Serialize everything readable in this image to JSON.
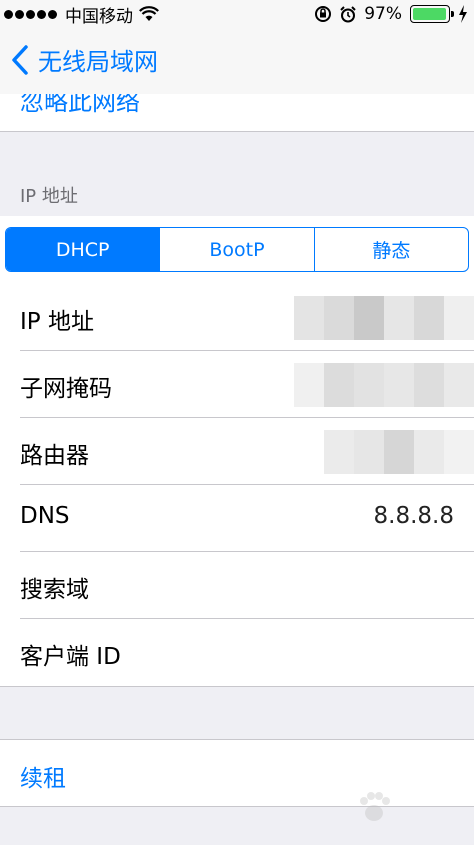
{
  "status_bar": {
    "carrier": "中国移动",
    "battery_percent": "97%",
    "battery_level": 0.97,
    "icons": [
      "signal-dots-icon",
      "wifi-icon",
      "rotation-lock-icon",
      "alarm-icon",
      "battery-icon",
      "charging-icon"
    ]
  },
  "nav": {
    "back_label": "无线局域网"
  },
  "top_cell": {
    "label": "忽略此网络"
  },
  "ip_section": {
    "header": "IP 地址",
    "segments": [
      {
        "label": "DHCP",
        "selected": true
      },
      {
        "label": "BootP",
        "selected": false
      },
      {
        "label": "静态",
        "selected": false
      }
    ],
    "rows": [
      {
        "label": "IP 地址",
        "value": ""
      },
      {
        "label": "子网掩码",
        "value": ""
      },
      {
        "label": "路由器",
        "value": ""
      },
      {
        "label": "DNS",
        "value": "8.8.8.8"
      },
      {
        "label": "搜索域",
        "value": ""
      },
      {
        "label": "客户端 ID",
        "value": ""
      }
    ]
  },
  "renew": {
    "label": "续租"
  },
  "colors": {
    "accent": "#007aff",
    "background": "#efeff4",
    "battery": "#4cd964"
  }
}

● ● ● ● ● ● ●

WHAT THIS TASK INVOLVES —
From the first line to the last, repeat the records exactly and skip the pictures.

RESULT —
Serialize everything readable in this image to JSON.
{
  "status_bar": {
    "carrier": "中国移动",
    "battery_percent": "97%",
    "battery_level": 0.97,
    "icons": [
      "signal-dots-icon",
      "wifi-icon",
      "rotation-lock-icon",
      "alarm-icon",
      "battery-icon",
      "charging-icon"
    ]
  },
  "nav": {
    "back_label": "无线局域网"
  },
  "top_cell": {
    "label": "忽略此网络"
  },
  "ip_section": {
    "header": "IP 地址",
    "segments": [
      {
        "label": "DHCP",
        "selected": true
      },
      {
        "label": "BootP",
        "selected": false
      },
      {
        "label": "静态",
        "selected": false
      }
    ],
    "rows": [
      {
        "label": "IP 地址",
        "value": ""
      },
      {
        "label": "子网掩码",
        "value": ""
      },
      {
        "label": "路由器",
        "value": ""
      },
      {
        "label": "DNS",
        "value": "8.8.8.8"
      },
      {
        "label": "搜索域",
        "value": ""
      },
      {
        "label": "客户端 ID",
        "value": ""
      }
    ]
  },
  "renew": {
    "label": "续租"
  },
  "colors": {
    "accent": "#007aff",
    "background": "#efeff4",
    "battery": "#4cd964"
  }
}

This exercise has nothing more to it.